WASHINGTON, D.C. —­­ Today, the Third Circuit Court of Appeals rebuked the FCC for overstepping its legal authority when the agency limited joint sales agreements among TV stations without first conducting the review of local television ownership rules required by Congress.

Today’s decision was a well-deserved rebuke for the FCC,” said Berin Szóka, President of TechFreedom.  “The FCC has never been well grounded in reality, under Democrats or Republicans, but the problem has grown far, far worse under Tom Wheeler — and the FCC’s outdated regulations have become more and more destructive as the Internet continues to transform the media marketplace.”

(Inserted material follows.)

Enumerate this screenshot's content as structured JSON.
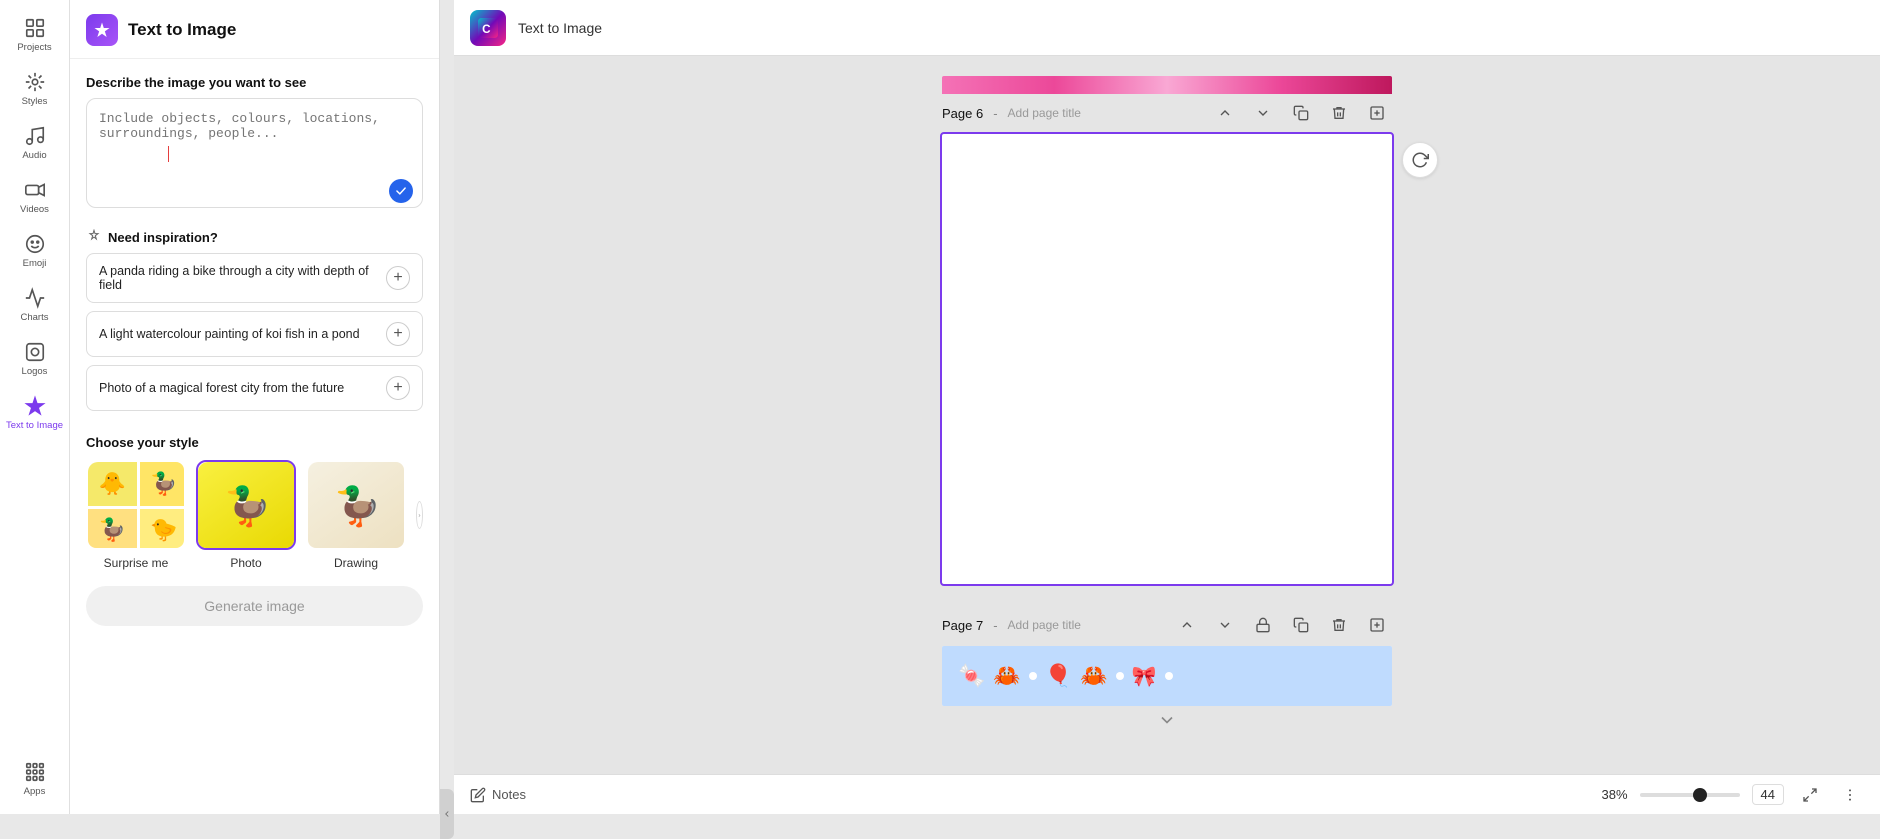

In 2003, the FCC made a good-faith effort to revamp its media ownership rules based on a ‘diversity index’ that would better track changes in the media landscape — instead of pretending that newspapers and TV were still the only games in town. The Third Circuit blocked that reform as inadequately justified. Five years ago, the Court told the FCC to try again to conduct the quadrennial ownership rule and the underlying methodology, but the FCC simply ignored the Court. Today, the Court called this failure a “thumb in the eye of Congress,” quoting Commissioner Ajit Pai’s dissent.

Instead of updating its approach to media, the FCC has cracked down further, trying to block television stations from pooling resources so they can compete better against Internet-based media,” concluded Szóka. “Meanwhile, the FCC continues to block newspapers from forging alliances with broadcasters. The all-too-predictable result is that advertising dollars have moved to the Internet far faster than they would have in a free market. Traditional media have been hamstrung by the FCC, and media localism has suffered. The FCC should be getting out of the way as all media try to reinvent themselves, not imposing new regulations divorced from reality. Tearing down these absurd silos should be a top reason for finally overhauling the Communications Act for the first time since 1996. The health of our democracy is at stake.”


We can be reached for comment at media@techfreedom.org. For more, see this amicus brief from the International Center for Law & Economics.